So you’re a vegetarian and want to stay healthy. That’s awesome! A vegetarian lifestyle is proven to reduce your risk of heart disease, cancer, and even Type 2 Diabetes. But that’s just the good news. The bad news is that by cutting certain foods from your diet, you’re also cutting the usual ways you’d receive certain nutrients. For instance, iodine. Are you getting enough? Here’s what you should consider regarding your diet and iodine.
Iodine is important for your overall health. A lot of you probably only think of it in terms of disinfecting cuts and scrapes, but iodine is critical for your body’s growth, metabolism, and overall development. What exactly does this prevent? Thyroid cancer, headaches, goiters, and menstrual problems can all be caused by a lack of iodine, and the trouble compounds in children and pregnant women as iodine deficiency leads to developmental problems such as much lower intelligence than average.
Well then, where does iodine typically come from? Commonly, you’d expect to find iodine in fish, though milk and especially mozzarella cheese are other good options. As a vegetarian, it’ll be through milk and cheese where you’ll most likely turn, but for a vegan things become even more complicated still.
Lucky for you, there are still plenty of sources within your diet to get all the nutrients you need, including iodine. Foods rich in the vitamin include Swiss chard, asparagus, kale, spinach, turnips, kelp, mustard greens, summer squash, and agar. To a lesser extent, you can also try walnuts, lima beans, almonds, brown rye, and wheat.
Oh course, just eating these foods may not be enough to fully help with a deficiency, specifically if you’re also suffering from a deficiency of other vitamins such as vitamins A and D or zinc. The reason is that your body won’t be able to properly absorb iodine if you’re suffering from a deficiency in those other nutrients, but that just indicates a much larger problem of needing to balance your diet better.

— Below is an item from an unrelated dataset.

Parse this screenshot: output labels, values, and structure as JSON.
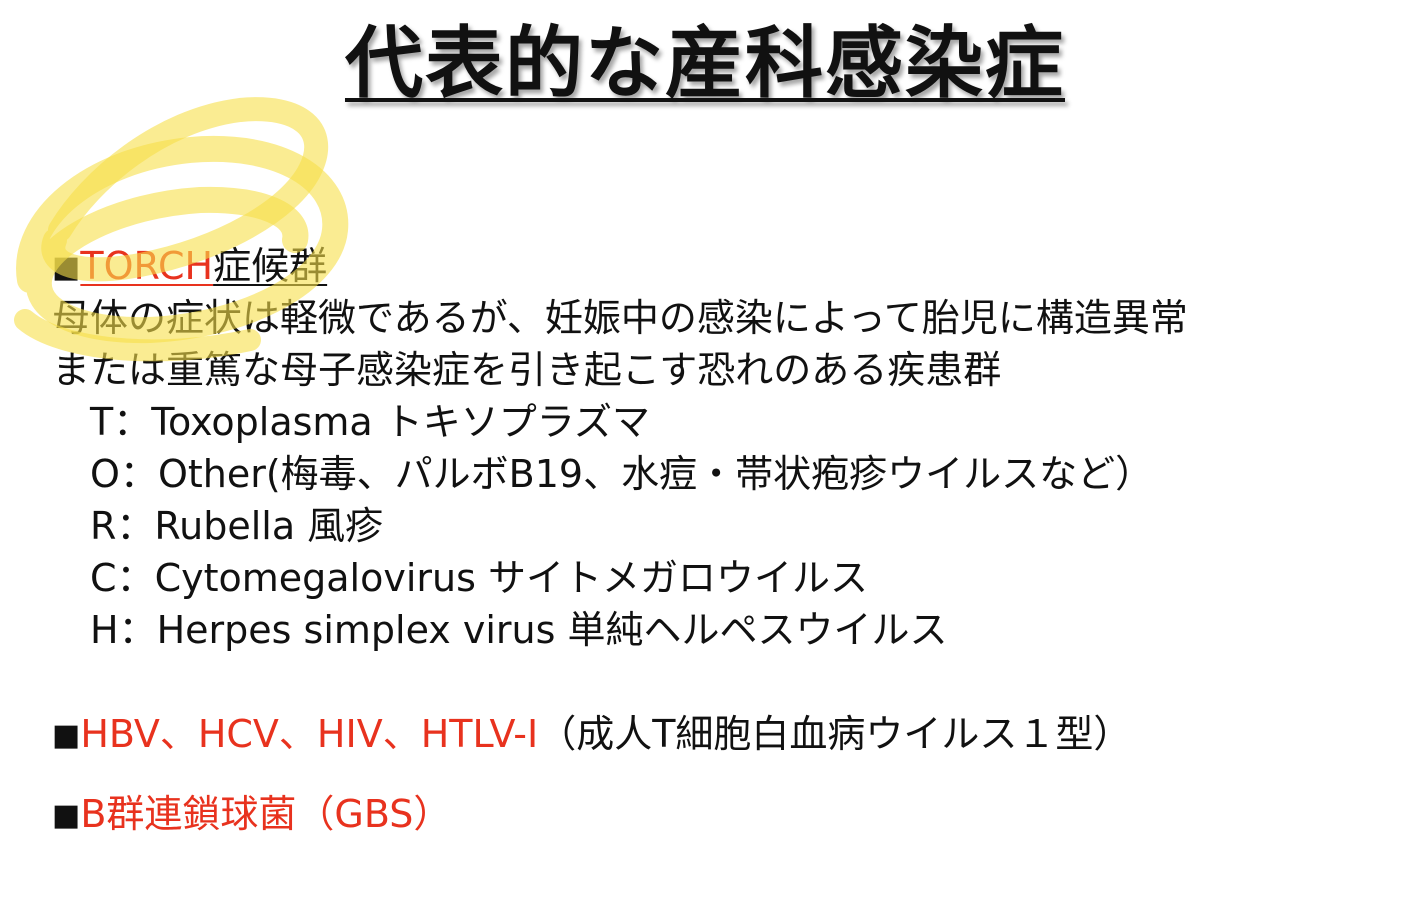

Commonly, foods that claim to be extremely healthy for you tend to be overly processed, thus either reducing the effectiveness of the nutrients or eliminating them altogether. Alternatively, vitamin supplements can also be hazardous as too much iodine becomes toxic. Yes, it’s certainly a never-ending struggle, but no diet is ever exempt from some thought regarding what you’re eating.
Basically, if you want to really benefit from your new healthy lifestyle, you’re going to need to put forth some work and some effort. It just goes hand-in-hand with the desire to better yourself, but it’s mostly all pre-planning as once you have your diet worked out, it’s simply a matter of maintaining. Be careful and smart about what you’re eating and you should be getting plenty of iodine in your diet!